In wandering through Greece in the second century CE, Pausanias came to a small settlement, which he hesitated to call a
polis, since it encompassed “no government offices or gymnasium, no theater or agora or fountain-house” (Paus. 10.4.1).
Yet, as Pausanias knew, a polis was more than the sum of such parts. Through visiting relevant sites and texts, we will attempt
to establish a more specific and relevant description of the conceptual and physical development of the polis.
From the sites we will obtain a sense of the physical composition and design of the polis, and the significance of its change over time. Of concern are the location and architectural embodiment of civic cult, burials, public buildings, logistic infrastructure, commercial and industrial areas, and recreational facilities. Professor Russell will lecture on these dimensions of the course. Along the way will read texts of ancient literature and philosophy to illuminate the changing ideas of the subject/citizen, the law, individuals, and the relationship of the divine to the political. Professor Fosl will lead the course through this terrain. Our attempt will be to synthesize these different elements into a more thorough and more comprehensive grasp of the polis. A common theme of the journey will be scrutiny of the question of what constitutes the good life and the distinctive manner in which the polis attempted to realize it.
One of the greatest challenges in teaching the rich legacy of the ancients is communicating the relevance of a world so distant in time and space. The most effective way to bridge this distance is personal contact with the material elements of that world. It is far more meaningful to discuss Socrates' belief that the laws of the polis trump the fate of the individual when the words of the discussants echo from the very walls that enclosed the philosopher as he sat, talking with his friends, awaiting his final draught. The impact of devotion to a civic ideal is more keenly felt when one reads Herodotus' account of the final stand of the Spartans on the very knoll where their broken bones still lie, obedient to the Rhetra. Such experiences continue to haunt the mind and soul long after we strangers have returned from Lacedaemon, and communicate meaning far more effectively than the dry dust of chalk.
Our approach, then, will be more than interdisciplinary. It will be inter-textual in the broadest sense. Our texts will be not only the translated writings of the ancients and the lectures and handouts of professors.
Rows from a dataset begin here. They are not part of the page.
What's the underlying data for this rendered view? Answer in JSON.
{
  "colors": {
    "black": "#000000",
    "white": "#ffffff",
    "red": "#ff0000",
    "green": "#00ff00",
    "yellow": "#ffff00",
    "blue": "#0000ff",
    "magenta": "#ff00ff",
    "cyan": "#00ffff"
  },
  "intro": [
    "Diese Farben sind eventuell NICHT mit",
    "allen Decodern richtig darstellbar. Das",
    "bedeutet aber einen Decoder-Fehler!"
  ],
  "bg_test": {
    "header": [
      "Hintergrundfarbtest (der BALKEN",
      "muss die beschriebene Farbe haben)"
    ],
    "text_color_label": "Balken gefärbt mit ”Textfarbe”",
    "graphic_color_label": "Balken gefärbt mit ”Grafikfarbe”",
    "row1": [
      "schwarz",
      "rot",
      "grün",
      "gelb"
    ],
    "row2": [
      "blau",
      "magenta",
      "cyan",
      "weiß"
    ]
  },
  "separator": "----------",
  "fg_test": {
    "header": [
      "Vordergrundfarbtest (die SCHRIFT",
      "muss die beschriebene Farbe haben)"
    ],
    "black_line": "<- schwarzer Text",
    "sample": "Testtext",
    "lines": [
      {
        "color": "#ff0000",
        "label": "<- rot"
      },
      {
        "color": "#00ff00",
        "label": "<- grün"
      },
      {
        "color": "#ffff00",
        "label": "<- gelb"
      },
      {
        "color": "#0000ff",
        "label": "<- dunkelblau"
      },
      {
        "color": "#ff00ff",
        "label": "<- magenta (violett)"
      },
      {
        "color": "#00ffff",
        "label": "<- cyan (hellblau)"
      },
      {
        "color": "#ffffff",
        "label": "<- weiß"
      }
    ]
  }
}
They will be the very stones, geometries, and lived-spaces of the poleis. Teaching and learning in such a way produces an inter-disciplinary and inter-textual experience much deeper and more sophisticated than that of the classroom.
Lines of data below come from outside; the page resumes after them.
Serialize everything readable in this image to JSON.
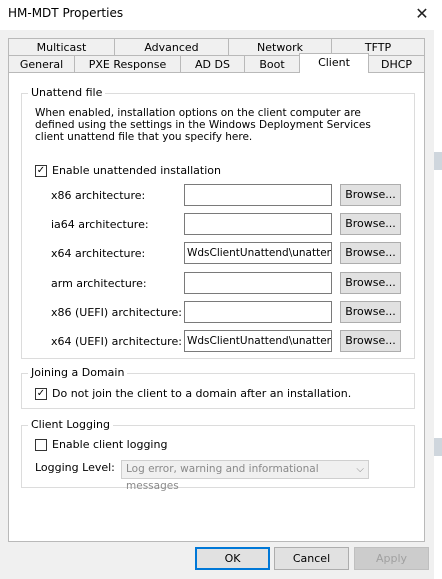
{
  "window": {
    "title": "HM-MDT Properties",
    "close_glyph": "✕"
  },
  "tabs_row1": [
    {
      "label": "Multicast"
    },
    {
      "label": "Advanced"
    },
    {
      "label": "Network"
    },
    {
      "label": "TFTP"
    }
  ],
  "tabs_row2": [
    {
      "label": "General"
    },
    {
      "label": "PXE Response"
    },
    {
      "label": "AD DS"
    },
    {
      "label": "Boot"
    },
    {
      "label": "Client",
      "active": true
    },
    {
      "label": "DHCP"
    }
  ],
  "unattend": {
    "group_label": "Unattend file",
    "description": "When enabled, installation options on the client computer are defined using the settings in the Windows Deployment Services client unattend file that you specify here.",
    "enable_label": "Enable unattended installation",
    "enable_checked": true,
    "rows": [
      {
        "label": "x86 architecture:",
        "value": "",
        "browse": "Browse..."
      },
      {
        "label": "ia64 architecture:",
        "value": "",
        "browse": "Browse..."
      },
      {
        "label": "x64 architecture:",
        "value": "WdsClientUnattend\\unattend.xml",
        "browse": "Browse..."
      },
      {
        "label": "arm architecture:",
        "value": "",
        "browse": "Browse..."
      },
      {
        "label": "x86 (UEFI) architecture:",
        "value": "",
        "browse": "Browse..."
      },
      {
        "label": "x64 (UEFI) architecture:",
        "value": "WdsClientUnattend\\unattend.xml",
        "browse": "Browse..."
      }
    ]
  },
  "domain": {
    "group_label": "Joining a Domain",
    "checkbox_label": "Do not join the client to a domain after an installation.",
    "checked": true
  },
  "logging": {
    "group_label": "Client Logging",
    "checkbox_label": "Enable client logging",
    "checked": false,
    "level_label": "Logging Level:",
    "level_value": "Log error, warning and informational messages"
  },
  "buttons": {
    "ok": "OK",
    "cancel": "Cancel",
    "apply": "Apply"
  }
}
|4/23||Th||Thira||Arrival in Athens, connection to Santorini/Thira|
|4/28||T||Mykonos||Ferry to Mykonos (11.45am, arriving 14:30)|
|4/29||W||Athens1||Excursion from Mykonos to Delos: 9:10 departure, 13:10 return to Mykonos
Afternoon/evening departure for Athens by ferry
|4/30||Th||Athens||a.m.: Acropolis and Acropolis museum
p.m.: agora and agora museum
|5/1||F||Athens||Labor Day – museums closed
Academy; walking tour
|5/2||Sa||Nauplio2||a.m.: Corinth; Corinth museum
p.m.: Mycenae; late p.m.: Palamidi
|5/5||T||Nauplio||a.m.: early departure for Sparta; Mystra
p.m.: Sparta museum; Sparta's acropolis, theater & Orthia sanctuary
|5/6||W||Delphi3||a.m.: drive to Delphi
|5/7||Th||Athens||a.m.: Delphi museum
p.m.: drive to Athens
|5/8||F||Athens||a.m.: National Museum
|5/9||Sa||ferry||19:00 ferry to Samos|
|5/10||Su||Kusadasi||a.m.: ferry to Kusadasi; proceed to Ephesus
city of Ephesus, shrine of the Virgin
|5/11||M||Kusadasi||Priene (city, esp. prytaneion), Miletus (city, esp. theatre), Didyma (temple)|
|5/12||T||Pamukkale||Hierapolis, Pamukkale, Aphrodisias|
|5/14||Th||Antalya||Perge, Aspendos, Antalya Museum|
|5/16||S||Kusadasi||Rock tombs (Tomb of Amyntas), museum|
|5/17||Su||Athens||8:30 ferry to Samos, afternoon ferry (13:30) to Athens, arrives 23:35|
|5/18||M||Athens||Daytrip to Aegina, temple of Aphaia|
p.m.: National Archeological museum; evening at Mt Lykavettos